-- Task to carry out --
Pull every line that holds the word "your" from the entries.

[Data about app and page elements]
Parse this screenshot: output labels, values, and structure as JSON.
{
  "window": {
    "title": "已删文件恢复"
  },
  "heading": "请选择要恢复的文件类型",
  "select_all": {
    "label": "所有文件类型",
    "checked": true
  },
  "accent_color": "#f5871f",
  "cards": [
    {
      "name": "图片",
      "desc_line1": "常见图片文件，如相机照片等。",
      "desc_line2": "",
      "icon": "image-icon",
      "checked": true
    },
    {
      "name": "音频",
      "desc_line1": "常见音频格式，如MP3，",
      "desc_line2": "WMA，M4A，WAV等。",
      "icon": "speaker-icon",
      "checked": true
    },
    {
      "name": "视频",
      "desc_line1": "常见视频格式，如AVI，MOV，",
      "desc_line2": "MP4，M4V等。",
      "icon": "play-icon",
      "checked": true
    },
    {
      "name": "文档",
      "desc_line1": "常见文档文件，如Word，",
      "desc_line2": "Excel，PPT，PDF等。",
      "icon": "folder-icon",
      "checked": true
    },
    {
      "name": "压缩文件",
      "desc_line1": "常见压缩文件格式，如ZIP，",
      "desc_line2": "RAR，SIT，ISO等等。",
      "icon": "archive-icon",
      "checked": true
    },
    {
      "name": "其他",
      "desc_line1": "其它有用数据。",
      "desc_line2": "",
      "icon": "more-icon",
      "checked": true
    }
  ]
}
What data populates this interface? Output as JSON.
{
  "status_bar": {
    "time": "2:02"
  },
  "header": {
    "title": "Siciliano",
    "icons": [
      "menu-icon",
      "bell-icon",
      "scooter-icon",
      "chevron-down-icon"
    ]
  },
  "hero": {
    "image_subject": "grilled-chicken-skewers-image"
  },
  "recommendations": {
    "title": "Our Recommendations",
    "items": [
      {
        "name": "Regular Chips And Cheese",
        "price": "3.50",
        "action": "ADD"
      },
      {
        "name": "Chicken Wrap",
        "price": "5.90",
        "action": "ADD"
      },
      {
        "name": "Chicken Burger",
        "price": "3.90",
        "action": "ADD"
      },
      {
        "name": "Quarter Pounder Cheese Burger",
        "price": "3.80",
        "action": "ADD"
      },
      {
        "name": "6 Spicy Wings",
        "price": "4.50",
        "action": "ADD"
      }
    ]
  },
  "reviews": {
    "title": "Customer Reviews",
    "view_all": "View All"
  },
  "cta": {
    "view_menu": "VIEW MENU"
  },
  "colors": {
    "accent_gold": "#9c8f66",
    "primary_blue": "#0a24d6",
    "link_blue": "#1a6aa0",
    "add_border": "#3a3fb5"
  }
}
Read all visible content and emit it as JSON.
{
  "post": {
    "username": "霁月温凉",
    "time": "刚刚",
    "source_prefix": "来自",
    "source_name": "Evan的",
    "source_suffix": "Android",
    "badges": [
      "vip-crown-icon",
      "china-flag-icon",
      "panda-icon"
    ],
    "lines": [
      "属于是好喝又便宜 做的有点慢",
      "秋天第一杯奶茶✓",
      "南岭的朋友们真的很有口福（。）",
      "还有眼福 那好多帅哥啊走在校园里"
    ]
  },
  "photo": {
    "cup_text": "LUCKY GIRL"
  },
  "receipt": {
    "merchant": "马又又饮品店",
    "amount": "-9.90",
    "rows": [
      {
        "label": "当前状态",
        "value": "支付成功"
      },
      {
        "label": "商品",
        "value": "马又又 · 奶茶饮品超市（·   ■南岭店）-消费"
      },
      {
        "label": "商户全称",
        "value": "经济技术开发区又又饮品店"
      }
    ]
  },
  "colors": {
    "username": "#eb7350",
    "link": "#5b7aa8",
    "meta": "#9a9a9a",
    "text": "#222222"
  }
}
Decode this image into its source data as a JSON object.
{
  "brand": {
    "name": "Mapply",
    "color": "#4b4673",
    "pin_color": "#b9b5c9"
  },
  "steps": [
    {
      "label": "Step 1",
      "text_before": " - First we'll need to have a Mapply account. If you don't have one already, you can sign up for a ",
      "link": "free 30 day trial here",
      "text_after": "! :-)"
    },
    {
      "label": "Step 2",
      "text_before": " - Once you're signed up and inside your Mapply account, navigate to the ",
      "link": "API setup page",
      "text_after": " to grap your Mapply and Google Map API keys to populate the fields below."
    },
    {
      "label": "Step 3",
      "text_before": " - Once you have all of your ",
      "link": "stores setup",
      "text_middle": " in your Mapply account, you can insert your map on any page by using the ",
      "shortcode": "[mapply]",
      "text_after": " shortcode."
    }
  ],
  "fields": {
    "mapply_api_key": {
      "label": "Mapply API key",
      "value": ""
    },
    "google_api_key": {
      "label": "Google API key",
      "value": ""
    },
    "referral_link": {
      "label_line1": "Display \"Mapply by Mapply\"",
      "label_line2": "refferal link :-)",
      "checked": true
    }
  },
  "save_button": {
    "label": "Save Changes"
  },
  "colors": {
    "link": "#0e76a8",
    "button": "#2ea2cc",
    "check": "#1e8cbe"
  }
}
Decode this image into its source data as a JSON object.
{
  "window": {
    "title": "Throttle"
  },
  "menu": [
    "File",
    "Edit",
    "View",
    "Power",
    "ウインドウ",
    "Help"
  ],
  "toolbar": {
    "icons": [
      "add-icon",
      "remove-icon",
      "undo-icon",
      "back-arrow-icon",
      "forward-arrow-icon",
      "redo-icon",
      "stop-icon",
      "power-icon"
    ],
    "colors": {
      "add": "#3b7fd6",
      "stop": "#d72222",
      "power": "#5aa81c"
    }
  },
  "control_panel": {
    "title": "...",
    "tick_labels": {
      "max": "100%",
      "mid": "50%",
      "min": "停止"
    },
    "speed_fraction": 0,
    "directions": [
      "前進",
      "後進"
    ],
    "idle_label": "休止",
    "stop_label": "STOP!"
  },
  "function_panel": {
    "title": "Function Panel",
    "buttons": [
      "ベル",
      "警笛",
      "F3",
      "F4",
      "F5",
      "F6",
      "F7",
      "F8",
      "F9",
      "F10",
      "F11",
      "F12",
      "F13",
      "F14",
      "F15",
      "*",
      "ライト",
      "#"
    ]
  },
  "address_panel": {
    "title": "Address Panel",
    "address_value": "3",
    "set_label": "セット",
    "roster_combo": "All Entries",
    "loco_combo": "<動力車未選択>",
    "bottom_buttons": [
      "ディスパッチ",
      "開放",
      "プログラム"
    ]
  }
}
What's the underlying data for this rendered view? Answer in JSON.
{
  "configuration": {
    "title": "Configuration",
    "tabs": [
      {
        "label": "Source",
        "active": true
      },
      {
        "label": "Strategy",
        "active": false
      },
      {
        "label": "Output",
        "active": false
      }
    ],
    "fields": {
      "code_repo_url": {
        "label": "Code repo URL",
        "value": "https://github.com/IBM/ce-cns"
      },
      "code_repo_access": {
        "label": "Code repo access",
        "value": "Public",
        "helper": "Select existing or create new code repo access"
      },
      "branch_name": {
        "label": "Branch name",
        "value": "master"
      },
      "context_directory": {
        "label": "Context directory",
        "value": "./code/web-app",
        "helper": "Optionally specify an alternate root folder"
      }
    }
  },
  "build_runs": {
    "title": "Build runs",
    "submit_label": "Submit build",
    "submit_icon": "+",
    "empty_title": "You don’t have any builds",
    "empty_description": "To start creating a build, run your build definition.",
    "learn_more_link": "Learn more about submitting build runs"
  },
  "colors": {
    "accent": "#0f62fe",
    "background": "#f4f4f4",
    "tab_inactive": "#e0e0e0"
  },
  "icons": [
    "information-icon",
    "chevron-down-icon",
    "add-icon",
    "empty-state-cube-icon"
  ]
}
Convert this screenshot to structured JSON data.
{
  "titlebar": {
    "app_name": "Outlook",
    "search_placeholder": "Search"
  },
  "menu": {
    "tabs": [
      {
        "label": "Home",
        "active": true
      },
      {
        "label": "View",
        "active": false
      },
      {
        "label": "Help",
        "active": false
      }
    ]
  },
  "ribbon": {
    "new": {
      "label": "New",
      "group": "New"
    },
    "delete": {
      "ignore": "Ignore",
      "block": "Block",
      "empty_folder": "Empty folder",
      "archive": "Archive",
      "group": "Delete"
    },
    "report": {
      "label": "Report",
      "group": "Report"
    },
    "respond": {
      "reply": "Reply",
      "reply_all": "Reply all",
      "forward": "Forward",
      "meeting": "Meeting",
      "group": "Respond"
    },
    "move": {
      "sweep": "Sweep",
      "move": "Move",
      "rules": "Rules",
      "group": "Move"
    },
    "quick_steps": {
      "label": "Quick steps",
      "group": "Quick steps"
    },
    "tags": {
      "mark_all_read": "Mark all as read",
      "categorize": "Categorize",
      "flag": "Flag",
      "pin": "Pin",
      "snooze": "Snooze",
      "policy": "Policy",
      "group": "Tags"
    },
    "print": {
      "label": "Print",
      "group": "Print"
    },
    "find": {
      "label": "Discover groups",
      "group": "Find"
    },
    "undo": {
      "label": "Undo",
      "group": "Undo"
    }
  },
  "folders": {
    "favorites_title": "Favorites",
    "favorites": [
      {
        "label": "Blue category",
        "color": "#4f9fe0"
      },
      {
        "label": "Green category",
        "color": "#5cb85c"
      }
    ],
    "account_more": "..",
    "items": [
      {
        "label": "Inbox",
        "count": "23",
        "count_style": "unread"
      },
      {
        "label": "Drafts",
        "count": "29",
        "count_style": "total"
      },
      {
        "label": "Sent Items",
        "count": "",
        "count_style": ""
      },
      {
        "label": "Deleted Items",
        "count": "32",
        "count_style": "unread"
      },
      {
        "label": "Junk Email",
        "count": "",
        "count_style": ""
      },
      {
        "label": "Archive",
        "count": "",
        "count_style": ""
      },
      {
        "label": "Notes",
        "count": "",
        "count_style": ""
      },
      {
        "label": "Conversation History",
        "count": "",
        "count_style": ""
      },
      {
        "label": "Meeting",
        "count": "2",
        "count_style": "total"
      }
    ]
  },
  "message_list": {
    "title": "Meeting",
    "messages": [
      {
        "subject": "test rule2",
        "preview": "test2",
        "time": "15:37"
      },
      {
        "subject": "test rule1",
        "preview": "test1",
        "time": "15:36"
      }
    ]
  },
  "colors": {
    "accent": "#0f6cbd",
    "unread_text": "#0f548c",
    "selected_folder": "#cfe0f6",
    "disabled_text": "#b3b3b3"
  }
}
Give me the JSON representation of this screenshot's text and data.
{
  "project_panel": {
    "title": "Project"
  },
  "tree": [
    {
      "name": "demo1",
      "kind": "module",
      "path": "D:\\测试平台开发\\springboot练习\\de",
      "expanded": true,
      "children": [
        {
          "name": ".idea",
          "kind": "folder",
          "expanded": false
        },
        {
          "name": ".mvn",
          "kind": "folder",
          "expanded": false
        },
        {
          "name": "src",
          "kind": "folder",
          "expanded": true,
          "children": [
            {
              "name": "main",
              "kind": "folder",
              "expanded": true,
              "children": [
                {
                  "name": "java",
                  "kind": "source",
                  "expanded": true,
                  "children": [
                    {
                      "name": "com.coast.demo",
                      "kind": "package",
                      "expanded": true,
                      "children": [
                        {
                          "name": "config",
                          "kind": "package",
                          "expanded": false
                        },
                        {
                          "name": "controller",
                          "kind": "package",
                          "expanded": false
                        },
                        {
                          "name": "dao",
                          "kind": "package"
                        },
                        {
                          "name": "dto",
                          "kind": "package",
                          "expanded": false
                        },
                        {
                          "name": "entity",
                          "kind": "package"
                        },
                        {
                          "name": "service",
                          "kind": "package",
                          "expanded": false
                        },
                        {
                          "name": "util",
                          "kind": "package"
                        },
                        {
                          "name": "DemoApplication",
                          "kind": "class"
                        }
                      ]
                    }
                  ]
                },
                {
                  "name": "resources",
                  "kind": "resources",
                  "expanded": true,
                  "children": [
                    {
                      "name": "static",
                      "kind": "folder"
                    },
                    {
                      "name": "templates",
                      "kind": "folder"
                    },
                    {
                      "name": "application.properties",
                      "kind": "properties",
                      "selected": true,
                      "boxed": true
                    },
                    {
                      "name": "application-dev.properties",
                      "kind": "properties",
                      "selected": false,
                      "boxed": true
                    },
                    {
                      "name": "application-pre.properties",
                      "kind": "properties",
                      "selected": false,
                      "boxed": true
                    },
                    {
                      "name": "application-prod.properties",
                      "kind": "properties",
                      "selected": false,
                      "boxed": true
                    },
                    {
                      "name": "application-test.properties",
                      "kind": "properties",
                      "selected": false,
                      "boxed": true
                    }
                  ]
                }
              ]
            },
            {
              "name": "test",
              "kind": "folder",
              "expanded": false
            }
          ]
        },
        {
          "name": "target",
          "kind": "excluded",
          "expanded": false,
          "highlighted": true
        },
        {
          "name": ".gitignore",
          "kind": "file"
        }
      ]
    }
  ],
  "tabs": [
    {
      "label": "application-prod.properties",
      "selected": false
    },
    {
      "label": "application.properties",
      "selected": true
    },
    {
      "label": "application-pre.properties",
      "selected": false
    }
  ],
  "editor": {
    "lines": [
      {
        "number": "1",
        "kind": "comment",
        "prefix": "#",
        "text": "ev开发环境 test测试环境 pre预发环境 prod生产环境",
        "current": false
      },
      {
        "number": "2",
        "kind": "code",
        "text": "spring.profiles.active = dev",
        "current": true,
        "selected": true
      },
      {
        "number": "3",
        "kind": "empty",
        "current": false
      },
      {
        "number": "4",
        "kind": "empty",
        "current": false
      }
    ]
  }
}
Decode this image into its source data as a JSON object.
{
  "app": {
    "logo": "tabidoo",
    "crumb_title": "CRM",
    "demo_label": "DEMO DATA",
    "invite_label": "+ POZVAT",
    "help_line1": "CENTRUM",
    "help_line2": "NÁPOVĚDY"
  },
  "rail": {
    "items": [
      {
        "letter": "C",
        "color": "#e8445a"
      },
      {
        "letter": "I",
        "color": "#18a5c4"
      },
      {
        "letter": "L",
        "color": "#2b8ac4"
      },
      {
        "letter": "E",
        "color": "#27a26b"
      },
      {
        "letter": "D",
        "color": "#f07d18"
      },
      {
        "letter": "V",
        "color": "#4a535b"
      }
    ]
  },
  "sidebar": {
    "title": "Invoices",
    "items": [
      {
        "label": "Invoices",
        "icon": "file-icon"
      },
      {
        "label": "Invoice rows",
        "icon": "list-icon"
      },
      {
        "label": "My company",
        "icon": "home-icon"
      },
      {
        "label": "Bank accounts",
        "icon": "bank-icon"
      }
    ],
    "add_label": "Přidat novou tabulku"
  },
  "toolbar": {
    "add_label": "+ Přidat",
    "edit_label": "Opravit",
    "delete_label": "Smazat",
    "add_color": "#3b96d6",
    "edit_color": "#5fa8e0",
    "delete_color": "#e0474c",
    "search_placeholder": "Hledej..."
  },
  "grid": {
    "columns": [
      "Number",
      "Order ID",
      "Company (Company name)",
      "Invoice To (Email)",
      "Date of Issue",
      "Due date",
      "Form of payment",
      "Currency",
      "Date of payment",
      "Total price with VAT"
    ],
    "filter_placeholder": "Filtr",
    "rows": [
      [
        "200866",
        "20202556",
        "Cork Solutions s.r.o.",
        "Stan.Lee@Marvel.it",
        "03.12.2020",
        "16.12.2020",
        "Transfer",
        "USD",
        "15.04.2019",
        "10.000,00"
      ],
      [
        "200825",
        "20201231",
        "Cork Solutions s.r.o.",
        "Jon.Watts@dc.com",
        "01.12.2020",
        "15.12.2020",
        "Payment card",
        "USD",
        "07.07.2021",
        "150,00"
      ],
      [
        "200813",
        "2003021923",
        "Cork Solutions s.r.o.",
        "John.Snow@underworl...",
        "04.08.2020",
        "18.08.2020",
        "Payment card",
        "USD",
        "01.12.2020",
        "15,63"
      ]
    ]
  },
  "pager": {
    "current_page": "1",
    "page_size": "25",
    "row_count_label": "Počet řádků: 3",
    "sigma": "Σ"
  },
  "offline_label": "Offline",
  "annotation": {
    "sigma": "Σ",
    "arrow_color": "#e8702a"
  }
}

-- Result for this task --
      "text_before": " - Once you're signed up and inside your Mapply account, navigate to the ",
      "text_after": " to grap your Mapply and Google Map API keys to populate the fields below."
      "text_before": " - Once you have all of your ",
      "text_middle": " in your Mapply account, you can insert your map on any page by using the ",
    "empty_description": "To start creating a build, run your build definition.",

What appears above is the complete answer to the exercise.